ContentsList of Illustrations,
Introduction Jesús F. de la Teja,
1. Gray Ghost: Creating a Collective Memory of a Confederate Texas Laura Lyons McLemore,
2. The Problem of Slave Flight in Civil War Texas Andrew J. Torget,
3. Involuntary Removals: "Refugeed Slaves" in Confederate Texas W. Caleb McDaniel,
4. East Texas Unionism: Warren J. Collins, Big Thicket Jayhawker Victoria E. Bynum,
5. New Americans or New Southerners? Unionist German Texans Walter D. Kamphoefner,
6. "Although We Are the Last Soldiers": Citizenship, Ideology, and Tejano Unionism Omar S. Valerio-Jiménez,
7. A Texas Reign of Terror: Anti-Unionist Violence in North Texas Richard B. McCaslin,

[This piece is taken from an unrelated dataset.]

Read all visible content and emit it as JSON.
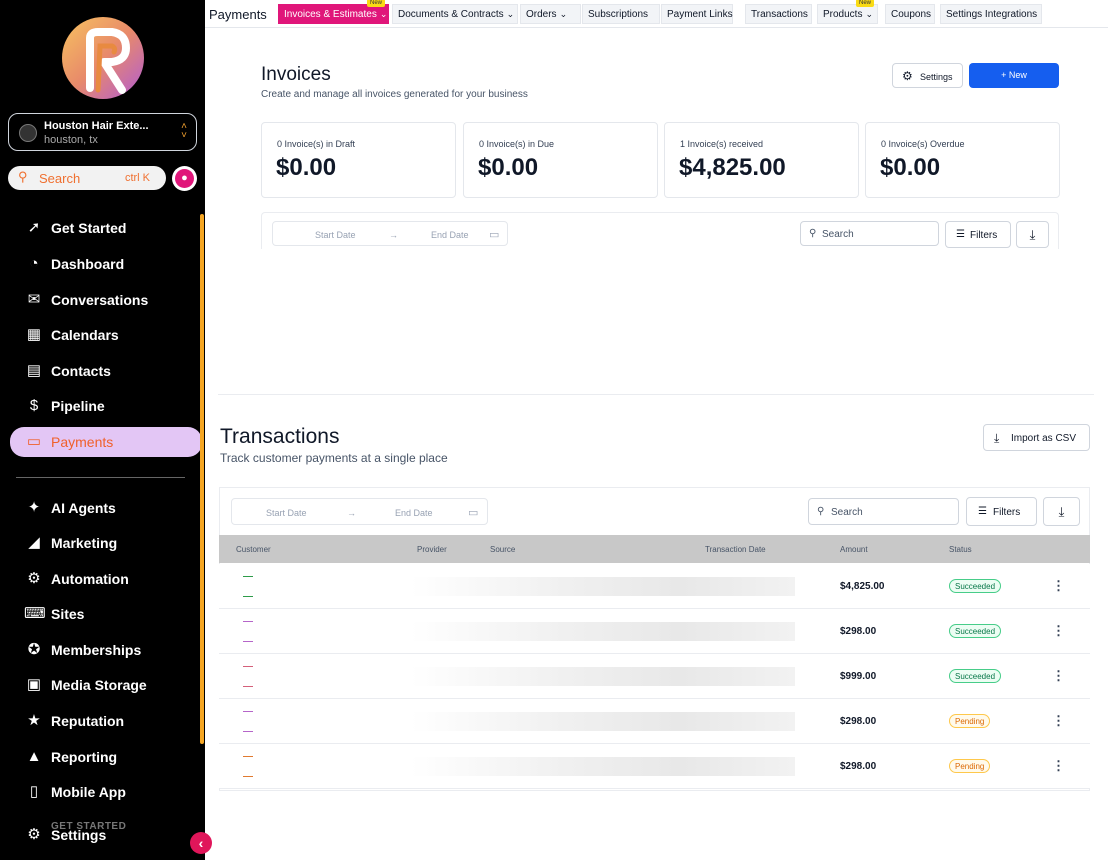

8. In Defense of Their Families: African American Women, the Freedmen's Bureau, and Racial Violence during Reconstruction in Texas Rebecca A. Czuchry,
9. "Three Cheers to Freedom and Equal Rights to All": Juneteenth and the Meaning of Citizenship Elizabeth Hayes Turner,
10. Edmund J. Davis — Unlikely Radical Carl H. Moneyhon,
List of Contributors,